Your output should be every line below, copied exactly.

________

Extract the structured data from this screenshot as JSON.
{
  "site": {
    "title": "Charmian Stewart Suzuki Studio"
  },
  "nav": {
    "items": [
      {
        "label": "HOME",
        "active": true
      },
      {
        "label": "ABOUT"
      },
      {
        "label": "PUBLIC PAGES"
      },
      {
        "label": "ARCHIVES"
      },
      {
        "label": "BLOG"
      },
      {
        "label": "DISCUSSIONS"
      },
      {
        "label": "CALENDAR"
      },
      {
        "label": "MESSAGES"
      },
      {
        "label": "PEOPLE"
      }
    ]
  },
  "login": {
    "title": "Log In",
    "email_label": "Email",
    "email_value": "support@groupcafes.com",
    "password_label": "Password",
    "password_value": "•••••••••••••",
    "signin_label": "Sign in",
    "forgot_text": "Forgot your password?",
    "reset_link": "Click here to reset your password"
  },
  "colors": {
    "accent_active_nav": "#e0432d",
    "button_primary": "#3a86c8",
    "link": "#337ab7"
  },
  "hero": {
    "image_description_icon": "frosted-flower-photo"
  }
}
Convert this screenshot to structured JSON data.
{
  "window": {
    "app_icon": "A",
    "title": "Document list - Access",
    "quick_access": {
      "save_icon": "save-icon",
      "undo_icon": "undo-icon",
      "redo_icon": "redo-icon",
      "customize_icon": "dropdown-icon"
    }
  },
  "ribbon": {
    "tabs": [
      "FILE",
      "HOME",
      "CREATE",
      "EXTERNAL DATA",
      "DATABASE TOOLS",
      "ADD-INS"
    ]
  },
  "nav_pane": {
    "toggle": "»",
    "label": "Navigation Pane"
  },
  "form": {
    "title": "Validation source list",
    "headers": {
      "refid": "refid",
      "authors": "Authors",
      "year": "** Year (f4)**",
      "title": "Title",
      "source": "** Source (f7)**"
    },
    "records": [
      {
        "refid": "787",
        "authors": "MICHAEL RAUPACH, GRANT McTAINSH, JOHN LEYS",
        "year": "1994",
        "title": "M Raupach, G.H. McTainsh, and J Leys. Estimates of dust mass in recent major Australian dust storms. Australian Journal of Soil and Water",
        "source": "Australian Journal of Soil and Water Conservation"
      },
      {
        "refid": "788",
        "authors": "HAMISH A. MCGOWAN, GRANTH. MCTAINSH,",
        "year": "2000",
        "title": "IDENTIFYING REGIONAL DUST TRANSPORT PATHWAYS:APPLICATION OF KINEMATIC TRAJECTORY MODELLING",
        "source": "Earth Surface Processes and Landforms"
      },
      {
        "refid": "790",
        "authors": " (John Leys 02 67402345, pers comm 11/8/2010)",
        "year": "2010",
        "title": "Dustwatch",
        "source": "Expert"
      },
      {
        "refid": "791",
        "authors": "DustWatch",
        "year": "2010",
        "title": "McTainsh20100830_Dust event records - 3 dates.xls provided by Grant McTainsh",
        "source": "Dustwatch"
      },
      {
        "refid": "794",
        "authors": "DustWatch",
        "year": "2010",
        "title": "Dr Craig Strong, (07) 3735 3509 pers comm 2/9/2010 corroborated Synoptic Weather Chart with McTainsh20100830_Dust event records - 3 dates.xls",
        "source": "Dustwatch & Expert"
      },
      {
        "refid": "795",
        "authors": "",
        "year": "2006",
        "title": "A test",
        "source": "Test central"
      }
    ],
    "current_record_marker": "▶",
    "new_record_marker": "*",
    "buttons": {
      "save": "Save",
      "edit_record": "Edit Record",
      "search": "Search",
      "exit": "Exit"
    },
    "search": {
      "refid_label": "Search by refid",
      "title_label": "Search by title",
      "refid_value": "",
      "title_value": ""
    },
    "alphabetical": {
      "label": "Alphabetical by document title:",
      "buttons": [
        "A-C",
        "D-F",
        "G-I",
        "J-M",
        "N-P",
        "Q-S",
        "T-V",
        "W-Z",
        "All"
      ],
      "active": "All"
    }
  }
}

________

• _Answer space_:
Extract the structured data from this screenshot as JSON.
{
  "site": {
    "title": "Charmian Stewart Suzuki Studio"
  },
  "nav": {
    "items": [
      {
        "label": "HOME",
        "active": true
      },
      {
        "label": "ABOUT"
      },
      {
        "label": "PUBLIC PAGES"
      },
      {
        "label": "ARCHIVES"
      },
      {
        "label": "BLOG"
      },
      {
        "label": "DISCUSSIONS"
      },
      {
        "label": "CALENDAR"
      },
      {
        "label": "MESSAGES"
      },
      {
        "label": "PEOPLE"
      }
    ]
  },
  "login": {
    "title": "Log In",
    "email_label": "Email",
    "email_value": "support@groupcafes.com",
    "password_label": "Password",
    "password_value": "•••••••••••••",
    "signin_label": "Sign in",
    "forgot_text": "Forgot your password?",
    "reset_link": "Click here to reset your password"
  },
  "colors": {
    "accent_active_nav": "#e0432d",
    "button_primary": "#3a86c8",
    "link": "#337ab7"
  },
  "hero": {
    "image_description_icon": "frosted-flower-photo"
  }
}
Convert this screenshot to structured JSON data.
{
  "window": {
    "app_icon": "A",
    "title": "Document list - Access",
    "quick_access": {
      "save_icon": "save-icon",
      "undo_icon": "undo-icon",
      "redo_icon": "redo-icon",
      "customize_icon": "dropdown-icon"
    }
  },
  "ribbon": {
    "tabs": [
      "FILE",
      "HOME",
      "CREATE",
      "EXTERNAL DATA",
      "DATABASE TOOLS",
      "ADD-INS"
    ]
  },
  "nav_pane": {
    "toggle": "»",
    "label": "Navigation Pane"
  },
  "form": {
    "title": "Validation source list",
    "headers": {
      "refid": "refid",
      "authors": "Authors",
      "year": "** Year (f4)**",
      "title": "Title",
      "source": "** Source (f7)**"
    },
    "records": [
      {
        "refid": "787",
        "authors": "MICHAEL RAUPACH, GRANT McTAINSH, JOHN LEYS",
        "year": "1994",
        "title": "M Raupach, G.H. McTainsh, and J Leys. Estimates of dust mass in recent major Australian dust storms. Australian Journal of Soil and Water",
        "source": "Australian Journal of Soil and Water Conservation"
      },
      {
        "refid": "788",
        "authors": "HAMISH A. MCGOWAN, GRANTH. MCTAINSH,",
        "year": "2000",
        "title": "IDENTIFYING REGIONAL DUST TRANSPORT PATHWAYS:APPLICATION OF KINEMATIC TRAJECTORY MODELLING",
        "source": "Earth Surface Processes and Landforms"
      },
      {
        "refid": "790",
        "authors": " (John Leys 02 67402345, pers comm 11/8/2010)",
        "year": "2010",
        "title": "Dustwatch",
        "source": "Expert"
      },
      {
        "refid": "791",
        "authors": "DustWatch",
        "year": "2010",
        "title": "McTainsh20100830_Dust event records - 3 dates.xls provided by Grant McTainsh",
        "source": "Dustwatch"
      },
      {
        "refid": "794",
        "authors": "DustWatch",
        "year": "2010",
        "title": "Dr Craig Strong, (07) 3735 3509 pers comm 2/9/2010 corroborated Synoptic Weather Chart with McTainsh20100830_Dust event records - 3 dates.xls",
        "source": "Dustwatch & Expert"
      },
      {
        "refid": "795",
        "authors": "",
        "year": "2006",
        "title": "A test",
        "source": "Test central"
      }
    ],
    "current_record_marker": "▶",
    "new_record_marker": "*",
    "buttons": {
      "save": "Save",
      "edit_record": "Edit Record",
      "search": "Search",
      "exit": "Exit"
    },
    "search": {
      "refid_label": "Search by refid",
      "title_label": "Search by title",
      "refid_value": "",
      "title_value": ""
    },
    "alphabetical": {
      "label": "Alphabetical by document title:",
      "buttons": [
        "A-C",
        "D-F",
        "G-I",
        "J-M",
        "N-P",
        "Q-S",
        "T-V",
        "W-Z",
        "All"
      ],
      "active": "All"
    }
  }
}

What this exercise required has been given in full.